Thursday, February 02, 2012
What happens if the Gilberdyke Tip operators walk away from the site?
In view of the Environment Agency issuing the enforcement notice against the Gilberdyke Tip owners City Plant Ltd. it raises the question as to what happens if the Directors decide in view of the action, to fold the company or walk away from the site?
This has concerned me for a while and is something I have raised on a number of occasions after the scenario was first mentioned by residents. After some investigation, answers from City Plant Ltd. and input from the Environment Agency (EA), it would seem that if the City Plant Ltd. Directors were to walk away from the site or folded the company for whatever reason, there is financial provision of up to £1.2 million for the tip to be capped off, restored and maintained as required - but is it adequate, and if not is there an asset value to the tip?
The basis of the provision is found in the Environmental Permitting (England and Wales) Regulations 2007 [SI 2007 3538] with reference to Waste Management licensing and pollution prevention and control regimes from 6th April 2008.
The owner or applicant for an Environmental Permit (EP) must be able to provide adequate financial provision to meet the obligations of the permit. Some of these sites can include landfill with aftercare costs for a period of up to sixty years after closure.
Part of the solution can include a security bond, which provides an indemnity for the amount specified by the EA as 'financial provision'. The bond is not required if the client has sufficient 'upfront' funds. In the case of the Gilberdyke Landfill site approximately £650,000 is invested in a FillSecure bond, which has the potential to generate income to cover costs of approximately £1.2million. The FillSecure solution has been approved by the Environment Agency for ‘general application, and consists of a funding arrangement suitable for the cost effective management of financial provisions as required under EP permits to satisfy the long-term aftercare requirement, as well as operational and restoration costs’.
It is my understanding that unless this ‘financial provision’ had been put in place December’s transfer of the Environmental Permit from the previous owner to City Plant Ltd would not have taken place or been ratified by the Environment Agency. It has been confirmed that the Agency took the opportunity to revise the ‘financial provision’ to regularise the costs and to ensure that due to the changes in the site infrastructure and environmental requirements/guidance, any after care costs would be covered.
I am confident that in the event something does happen with City Plant Ltd, monies are available to the Environment Agency from this fund for the tip to be capped off, restored and maintained BUT is this amount of ‘financial provision’ based on the conditions of the EA permit, and since the height of the tip is way over, and in breach of the approved height limits as detailed in the permit, therefore is this provision now adequate?

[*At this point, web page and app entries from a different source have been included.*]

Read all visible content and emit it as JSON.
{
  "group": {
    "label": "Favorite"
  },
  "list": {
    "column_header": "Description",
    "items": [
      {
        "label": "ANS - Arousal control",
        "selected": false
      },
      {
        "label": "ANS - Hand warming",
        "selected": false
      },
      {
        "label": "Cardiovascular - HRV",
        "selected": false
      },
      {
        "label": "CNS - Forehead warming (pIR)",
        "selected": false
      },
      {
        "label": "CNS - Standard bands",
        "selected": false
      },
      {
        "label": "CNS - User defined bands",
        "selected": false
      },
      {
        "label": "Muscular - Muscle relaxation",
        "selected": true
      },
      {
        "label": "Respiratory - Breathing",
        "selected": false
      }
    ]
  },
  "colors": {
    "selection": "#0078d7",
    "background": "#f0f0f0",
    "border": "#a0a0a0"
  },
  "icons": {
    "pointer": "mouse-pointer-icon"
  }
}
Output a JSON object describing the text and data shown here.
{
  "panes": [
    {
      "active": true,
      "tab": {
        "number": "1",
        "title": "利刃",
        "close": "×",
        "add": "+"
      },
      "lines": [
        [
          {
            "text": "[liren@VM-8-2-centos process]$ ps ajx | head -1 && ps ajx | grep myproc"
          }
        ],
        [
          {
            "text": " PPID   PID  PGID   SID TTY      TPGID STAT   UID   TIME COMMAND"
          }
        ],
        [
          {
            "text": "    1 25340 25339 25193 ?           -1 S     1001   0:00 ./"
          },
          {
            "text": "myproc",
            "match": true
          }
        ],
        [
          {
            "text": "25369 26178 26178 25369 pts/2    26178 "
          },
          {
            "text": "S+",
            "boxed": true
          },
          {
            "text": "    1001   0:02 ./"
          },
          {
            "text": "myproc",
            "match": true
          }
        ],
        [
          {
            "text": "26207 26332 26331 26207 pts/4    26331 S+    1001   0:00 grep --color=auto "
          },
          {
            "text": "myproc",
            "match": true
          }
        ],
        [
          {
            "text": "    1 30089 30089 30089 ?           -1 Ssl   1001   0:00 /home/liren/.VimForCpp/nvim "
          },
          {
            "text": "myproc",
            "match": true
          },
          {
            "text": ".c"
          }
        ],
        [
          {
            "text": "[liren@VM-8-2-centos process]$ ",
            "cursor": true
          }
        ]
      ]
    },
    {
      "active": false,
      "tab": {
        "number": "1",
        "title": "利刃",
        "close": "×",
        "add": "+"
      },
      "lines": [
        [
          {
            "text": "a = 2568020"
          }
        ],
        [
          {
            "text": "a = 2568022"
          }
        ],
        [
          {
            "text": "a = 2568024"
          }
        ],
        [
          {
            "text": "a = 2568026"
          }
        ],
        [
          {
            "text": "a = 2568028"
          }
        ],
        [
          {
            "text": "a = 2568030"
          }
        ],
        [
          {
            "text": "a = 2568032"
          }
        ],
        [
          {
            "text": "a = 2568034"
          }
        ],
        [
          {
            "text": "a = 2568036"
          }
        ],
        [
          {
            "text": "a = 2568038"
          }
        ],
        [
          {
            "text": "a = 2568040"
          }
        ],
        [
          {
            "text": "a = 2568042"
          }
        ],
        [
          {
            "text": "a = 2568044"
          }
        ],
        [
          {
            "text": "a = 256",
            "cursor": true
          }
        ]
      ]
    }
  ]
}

The tip itself may not have a physical asset value but the methane gas caught within and being constantly produced for a significant number of years to come certainly does have a value, especially if it can be used to power electric generators to produce clean renewable energy like we see at other landfill sites. It is therefore reassuring that not only is there a significant bond in place, there appears to be a very saleable asset which should ensure the tips long term future care and maintenance.